▶ [ASSIGNED TASK] Give the entries again, exactly as they stand.

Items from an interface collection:
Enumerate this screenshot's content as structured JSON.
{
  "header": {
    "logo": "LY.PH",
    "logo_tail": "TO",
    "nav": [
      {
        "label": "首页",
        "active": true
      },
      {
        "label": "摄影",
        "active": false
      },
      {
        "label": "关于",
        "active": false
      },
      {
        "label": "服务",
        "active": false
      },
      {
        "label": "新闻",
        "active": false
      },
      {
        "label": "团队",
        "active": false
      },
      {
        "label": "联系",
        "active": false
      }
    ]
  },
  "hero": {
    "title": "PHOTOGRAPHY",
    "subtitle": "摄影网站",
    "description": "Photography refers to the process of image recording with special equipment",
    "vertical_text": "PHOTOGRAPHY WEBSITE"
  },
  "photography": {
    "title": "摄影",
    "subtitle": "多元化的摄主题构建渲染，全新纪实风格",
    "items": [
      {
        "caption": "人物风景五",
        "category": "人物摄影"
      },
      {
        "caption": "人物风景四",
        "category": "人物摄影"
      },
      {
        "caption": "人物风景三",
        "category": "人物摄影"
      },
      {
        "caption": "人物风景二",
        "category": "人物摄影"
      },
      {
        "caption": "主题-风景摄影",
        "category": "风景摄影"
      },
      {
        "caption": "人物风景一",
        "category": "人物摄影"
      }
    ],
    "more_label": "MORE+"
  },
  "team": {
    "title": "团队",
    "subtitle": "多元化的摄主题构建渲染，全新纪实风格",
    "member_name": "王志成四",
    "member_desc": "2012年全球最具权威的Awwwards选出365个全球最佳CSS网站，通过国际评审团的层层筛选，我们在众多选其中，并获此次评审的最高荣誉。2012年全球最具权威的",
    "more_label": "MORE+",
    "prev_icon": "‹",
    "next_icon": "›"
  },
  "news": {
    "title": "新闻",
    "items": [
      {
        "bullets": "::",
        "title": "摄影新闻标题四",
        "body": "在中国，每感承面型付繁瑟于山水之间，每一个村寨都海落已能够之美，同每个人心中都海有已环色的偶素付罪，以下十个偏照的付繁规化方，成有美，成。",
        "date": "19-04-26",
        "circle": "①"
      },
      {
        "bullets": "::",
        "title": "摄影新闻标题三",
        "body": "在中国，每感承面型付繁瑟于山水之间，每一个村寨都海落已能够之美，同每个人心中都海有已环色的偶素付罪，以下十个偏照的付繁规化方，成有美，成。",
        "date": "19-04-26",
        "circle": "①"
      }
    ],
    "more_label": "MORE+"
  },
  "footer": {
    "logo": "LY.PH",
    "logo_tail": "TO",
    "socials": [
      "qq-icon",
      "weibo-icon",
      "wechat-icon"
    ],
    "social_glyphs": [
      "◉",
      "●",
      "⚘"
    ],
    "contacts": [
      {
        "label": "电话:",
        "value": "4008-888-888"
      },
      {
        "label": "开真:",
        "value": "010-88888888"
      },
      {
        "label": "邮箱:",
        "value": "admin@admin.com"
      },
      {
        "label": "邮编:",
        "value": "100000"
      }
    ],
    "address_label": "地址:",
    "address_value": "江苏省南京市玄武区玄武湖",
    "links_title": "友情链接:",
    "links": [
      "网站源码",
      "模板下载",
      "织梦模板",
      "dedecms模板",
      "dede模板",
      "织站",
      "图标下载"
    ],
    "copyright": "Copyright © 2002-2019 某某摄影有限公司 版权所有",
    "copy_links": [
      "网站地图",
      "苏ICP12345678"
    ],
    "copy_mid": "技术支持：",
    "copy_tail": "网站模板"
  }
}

▶ [COMPLETED EXERCISE]
Enumerate this screenshot's content as structured JSON.
{
  "header": {
    "logo": "LY.PH",
    "logo_tail": "TO",
    "nav": [
      {
        "label": "首页",
        "active": true
      },
      {
        "label": "摄影",
        "active": false
      },
      {
        "label": "关于",
        "active": false
      },
      {
        "label": "服务",
        "active": false
      },
      {
        "label": "新闻",
        "active": false
      },
      {
        "label": "团队",
        "active": false
      },
      {
        "label": "联系",
        "active": false
      }
    ]
  },
  "hero": {
    "title": "PHOTOGRAPHY",
    "subtitle": "摄影网站",
    "description": "Photography refers to the process of image recording with special equipment",
    "vertical_text": "PHOTOGRAPHY WEBSITE"
  },
  "photography": {
    "title": "摄影",
    "subtitle": "多元化的摄主题构建渲染，全新纪实风格",
    "items": [
      {
        "caption": "人物风景五",
        "category": "人物摄影"
      },
      {
        "caption": "人物风景四",
        "category": "人物摄影"
      },
      {
        "caption": "人物风景三",
        "category": "人物摄影"
      },
      {
        "caption": "人物风景二",
        "category": "人物摄影"
      },
      {
        "caption": "主题-风景摄影",
        "category": "风景摄影"
      },
      {
        "caption": "人物风景一",
        "category": "人物摄影"
      }
    ],
    "more_label": "MORE+"
  },
  "team": {
    "title": "团队",
    "subtitle": "多元化的摄主题构建渲染，全新纪实风格",
    "member_name": "王志成四",
    "member_desc": "2012年全球最具权威的Awwwards选出365个全球最佳CSS网站，通过国际评审团的层层筛选，我们在众多选其中，并获此次评审的最高荣誉。2012年全球最具权威的",
    "more_label": "MORE+",
    "prev_icon": "‹",
    "next_icon": "›"
  },
  "news": {
    "title": "新闻",
    "items": [
      {
        "bullets": "::",
        "title": "摄影新闻标题四",
        "body": "在中国，每感承面型付繁瑟于山水之间，每一个村寨都海落已能够之美，同每个人心中都海有已环色的偶素付罪，以下十个偏照的付繁规化方，成有美，成。",
        "date": "19-04-26",
        "circle": "①"
      },
      {
        "bullets": "::",
        "title": "摄影新闻标题三",
        "body": "在中国，每感承面型付繁瑟于山水之间，每一个村寨都海落已能够之美，同每个人心中都海有已环色的偶素付罪，以下十个偏照的付繁规化方，成有美，成。",
        "date": "19-04-26",
        "circle": "①"
      }
    ],
    "more_label": "MORE+"
  },
  "footer": {
    "logo": "LY.PH",
    "logo_tail": "TO",
    "socials": [
      "qq-icon",
      "weibo-icon",
      "wechat-icon"
    ],
    "social_glyphs": [
      "◉",
      "●",
      "⚘"
    ],
    "contacts": [
      {
        "label": "电话:",
        "value": "4008-888-888"
      },
      {
        "label": "开真:",
        "value": "010-88888888"
      },
      {
        "label": "邮箱:",
        "value": "admin@admin.com"
      },
      {
        "label": "邮编:",
        "value": "100000"
      }
    ],
    "address_label": "地址:",
    "address_value": "江苏省南京市玄武区玄武湖",
    "links_title": "友情链接:",
    "links": [
      "网站源码",
      "模板下载",
      "织梦模板",
      "dedecms模板",
      "dede模板",
      "织站",
      "图标下载"
    ],
    "copyright": "Copyright © 2002-2019 某某摄影有限公司 版权所有",
    "copy_links": [
      "网站地图",
      "苏ICP12345678"
    ],
    "copy_mid": "技术支持：",
    "copy_tail": "网站模板"
  }
}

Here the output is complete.